▶ [ABOUT THIS TASK] Which lines below mention "JSON"? Pick each one out.
--- SOURCE DATA Enclosed Below ---
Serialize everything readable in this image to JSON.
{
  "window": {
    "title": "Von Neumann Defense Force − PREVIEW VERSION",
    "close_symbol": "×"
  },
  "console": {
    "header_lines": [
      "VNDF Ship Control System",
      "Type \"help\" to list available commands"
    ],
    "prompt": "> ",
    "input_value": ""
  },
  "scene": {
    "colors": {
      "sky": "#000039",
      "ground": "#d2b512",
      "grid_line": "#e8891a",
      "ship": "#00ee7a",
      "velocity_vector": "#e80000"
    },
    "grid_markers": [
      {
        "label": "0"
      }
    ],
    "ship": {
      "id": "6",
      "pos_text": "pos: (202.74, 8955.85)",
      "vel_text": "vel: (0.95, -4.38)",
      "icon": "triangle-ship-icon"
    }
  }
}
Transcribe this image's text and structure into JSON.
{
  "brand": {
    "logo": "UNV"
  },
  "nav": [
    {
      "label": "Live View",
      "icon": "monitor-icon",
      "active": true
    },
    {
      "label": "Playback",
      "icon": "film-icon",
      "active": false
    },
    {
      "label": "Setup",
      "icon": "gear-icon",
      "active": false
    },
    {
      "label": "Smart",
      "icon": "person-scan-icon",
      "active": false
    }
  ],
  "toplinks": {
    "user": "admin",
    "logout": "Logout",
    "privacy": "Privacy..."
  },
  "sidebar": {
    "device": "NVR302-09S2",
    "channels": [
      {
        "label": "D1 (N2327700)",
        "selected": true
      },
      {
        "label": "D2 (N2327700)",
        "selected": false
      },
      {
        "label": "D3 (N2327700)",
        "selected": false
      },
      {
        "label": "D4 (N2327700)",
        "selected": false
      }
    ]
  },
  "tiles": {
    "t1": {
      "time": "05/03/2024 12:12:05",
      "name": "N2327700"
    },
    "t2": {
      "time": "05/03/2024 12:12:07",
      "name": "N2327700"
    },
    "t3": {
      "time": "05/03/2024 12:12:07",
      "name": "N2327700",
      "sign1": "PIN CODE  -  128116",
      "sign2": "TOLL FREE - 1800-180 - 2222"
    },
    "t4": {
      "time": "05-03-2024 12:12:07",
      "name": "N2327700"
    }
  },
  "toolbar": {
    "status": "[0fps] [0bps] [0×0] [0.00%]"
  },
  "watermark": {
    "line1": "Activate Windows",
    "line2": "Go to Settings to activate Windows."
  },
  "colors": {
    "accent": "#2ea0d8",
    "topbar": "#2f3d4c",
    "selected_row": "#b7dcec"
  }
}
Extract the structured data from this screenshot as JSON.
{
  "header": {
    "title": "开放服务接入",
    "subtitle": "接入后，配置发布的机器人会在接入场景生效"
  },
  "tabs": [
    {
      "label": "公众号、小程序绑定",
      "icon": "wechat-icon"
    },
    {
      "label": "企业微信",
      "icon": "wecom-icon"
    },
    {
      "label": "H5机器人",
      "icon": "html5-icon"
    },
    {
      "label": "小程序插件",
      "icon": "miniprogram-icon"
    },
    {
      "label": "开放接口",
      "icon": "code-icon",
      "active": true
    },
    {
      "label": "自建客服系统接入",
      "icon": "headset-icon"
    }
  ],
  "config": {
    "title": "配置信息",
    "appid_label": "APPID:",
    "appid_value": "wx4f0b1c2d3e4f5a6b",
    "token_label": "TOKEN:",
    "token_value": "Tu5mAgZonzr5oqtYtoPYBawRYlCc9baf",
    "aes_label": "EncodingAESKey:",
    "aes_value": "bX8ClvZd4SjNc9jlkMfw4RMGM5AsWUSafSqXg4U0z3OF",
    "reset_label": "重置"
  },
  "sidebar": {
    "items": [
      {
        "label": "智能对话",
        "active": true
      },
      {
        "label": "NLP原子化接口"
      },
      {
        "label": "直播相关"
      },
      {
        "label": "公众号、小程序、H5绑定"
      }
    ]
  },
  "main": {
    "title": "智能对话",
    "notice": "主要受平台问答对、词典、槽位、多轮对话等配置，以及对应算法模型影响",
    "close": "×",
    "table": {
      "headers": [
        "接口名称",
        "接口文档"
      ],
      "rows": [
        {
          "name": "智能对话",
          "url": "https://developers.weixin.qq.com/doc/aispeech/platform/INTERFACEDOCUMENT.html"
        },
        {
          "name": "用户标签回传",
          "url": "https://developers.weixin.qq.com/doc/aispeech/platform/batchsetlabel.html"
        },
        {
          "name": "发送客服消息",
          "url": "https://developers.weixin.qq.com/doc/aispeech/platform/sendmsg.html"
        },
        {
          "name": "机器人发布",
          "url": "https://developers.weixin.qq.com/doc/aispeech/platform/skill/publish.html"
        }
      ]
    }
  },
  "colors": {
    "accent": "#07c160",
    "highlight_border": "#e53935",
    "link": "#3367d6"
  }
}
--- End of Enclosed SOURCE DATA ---
▶ [RESPONSE AREA]
Serialize everything readable in this image to JSON.
Transcribe this image's text and structure into JSON.
Extract the structured data from this screenshot as JSON.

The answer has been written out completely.